Suggest that some natural disaster represents God’s judgment, and people will fall all over themselves condemning how judgmental you are. After all, God is love. But God is also judge.
And he’s also Father. Disobeying any father always has consequences.
No one can connect whichever natural disaster is currently in the headlines with any particular judgment.
So I’d like to suggest a sign of judgment, indeed a sign of a curse, we all know.
… Read the rest
Record drought in California. Record flooding in Louisiana. Earthquake in Italy. Insurance companies call these and other natural disasters “acts of God.”
Is God trying to tell us something?
Someone, it seems, always comes out of the woodwork to say that a particular disaster God’s judgment on—take your pick—homosexuality, abortion, taking prayer out of schools, or whatever other issue riles them.
… Read the rest
Joshua and the Israelite People / Korolingischer Buchmaler, ca. 840
A lot of atheists are deeply offended by the God they don’t believe exists.
He commanded Joshua and Israel to obliterate Canaanite civilization by killing every man woman and child within their promised boundaries. At least one has asked, “How is it possible to believe in a good God after reading the book of Joshua?”
Read the rest of the Bible!
God did not command Israel to commit genocide. He commanded Israel to execute capital punishment. Canaanite society finally disappeared from history at the hand of the expanding Babylonian empire centuries later.… Read the rest
Have you ever felt unfit to stand before God?
If so, you’re absolutely right. You are unfit. We’re all unfit to stand before God, but he invites us anyway.
The prophet Zechariah had a beautiful vision of God’s gracious response to the unworthiness we can do nothing about (Zechariah 3:1-5).
It begins with Joshua, the high priest, standing before God, with Satan ready to accuse him.
The accuser cleared his throat and God rebuked him before he could utter a syllable. The name “Satan” means accuser, but he can’t make his accusations stick before God. Apparently, God won’t even let him utter them in his presence.… Read the rest
Moses Pleading with Israel, as in Deuteronomy 8:11-20, illustration from a Bible card published 1907 by the Providence Lithograph Company
Lent is a time of repentance and preparation for Easter. That Jesus died for our sins and rose again to take them away means nothing if we don’t recognized ourselves as sinners. For all our individual differences, we all have one sin in common. We forget God.
Moses led the people of Israel out of Egypt to the doorstep of the Promised Land. and they refused to enter.
They had forgotten God’s power, protection, and provision. When they heard the report of fortified cities, they wailed and declared it would have been better if they had died in Egypt.… Read the rest
Society acts like it’s a good thing!
Lent is a time of preparation for Easter, during which Christians are encouraged to ponder their sin and their own mortality. Sin can be difficult to face. Quite apart from the fact that no one really wants to think of their own evil, it can be difficult to identify what sin is.

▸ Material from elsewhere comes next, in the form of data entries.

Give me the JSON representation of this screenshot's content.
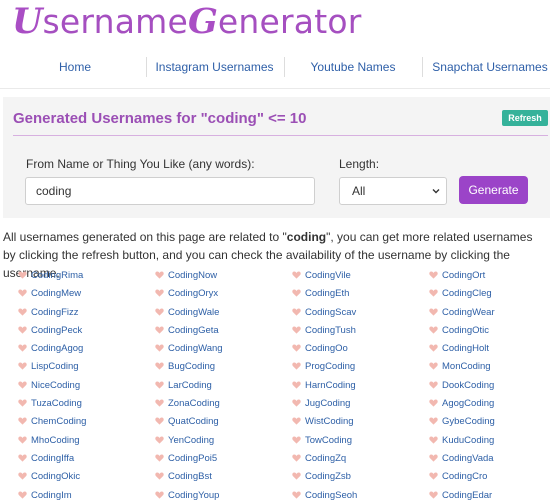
{
  "logo": {
    "u_letter": "U",
    "part1": "sername",
    "g_letter": "G",
    "part2": "enerator"
  },
  "nav": {
    "items": [
      "Home",
      "Instagram Usernames",
      "Youtube Names",
      "Snapchat Usernames"
    ]
  },
  "panel": {
    "title": "Generated Usernames for \"coding\" <= 10",
    "refresh_label": "Refresh",
    "name_label": "From Name or Thing You Like (any words):",
    "name_value": "coding",
    "length_label": "Length:",
    "length_value": "All",
    "generate_label": "Generate"
  },
  "info": {
    "before": "All usernames generated on this page are related to \"",
    "keyword": "coding",
    "after": "\", you can get more related usernames by clicking the refresh button, and you can check the availability of the username by clicking the username."
  },
  "usernames": {
    "col1": [
      "CodingRima",
      "CodingMew",
      "CodingFizz",
      "CodingPeck",
      "CodingAgog",
      "LispCoding",
      "NiceCoding",
      "TuzaCoding",
      "ChemCoding",
      "MhoCoding",
      "CodingIffa",
      "CodingOkic",
      "CodingIm"
    ],
    "col2": [
      "CodingNow",
      "CodingOryx",
      "CodingWale",
      "CodingGeta",
      "CodingWang",
      "BugCoding",
      "LarCoding",
      "ZonaCoding",
      "QuatCoding",
      "YenCoding",
      "CodingPoi5",
      "CodingBst",
      "CodingYoup"
    ],
    "col3": [
      "CodingVile",
      "CodingEth",
      "CodingScav",
      "CodingTush",
      "CodingOo",
      "ProgCoding",
      "HarnCoding",
      "JugCoding",
      "WistCoding",
      "TowCoding",
      "CodingZq",
      "CodingZsb",
      "CodingSeoh"
    ],
    "col4": [
      "CodingOrt",
      "CodingCleg",
      "CodingWear",
      "CodingOtic",
      "CodingHolt",
      "MonCoding",
      "DookCoding",
      "AgogCoding",
      "GybeCoding",
      "KuduCoding",
      "CodingVada",
      "CodingCro",
      "CodingEdar"
    ]
  },
  "colors": {
    "brand_purple": "#a54fc0",
    "link_blue": "#2e5fa8",
    "refresh_green": "#35b29a",
    "generate_purple": "#9b44c8",
    "heart_pink": "#f2b8b0"
  }
}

Despite the claims of an odd team of Christian legalists and enemies of Christianity, biblical Christianity has no list of rules or prohibitions. The Bible says, “everything that does not come from faith is sin” (Romans 14:23).
That verse comes at the end of a chapter that demonstrates that something can easily be sin for some people, but not sin for others.… Read the rest
Christ Enthroned / Bartolomeo Vivarini (1450)
In John 14:15, Jesus said, “If you love me, you will keep my commandments” (NASB). What commandments?
Just a while earlier, in John 13:34, he had said, “A new commandment I give to you, that you love one another, even as I have loved you, that you also love one another.”
Does that seem new?
Jesus had earlier said that the greatest commandment of the law was to love God with all your heart, soul, strength, and mind. The second was like the first: Love your neighbor as yourself (Mark 12:28-34).
With this new commandment, Jesus raised the standard. … Read the rest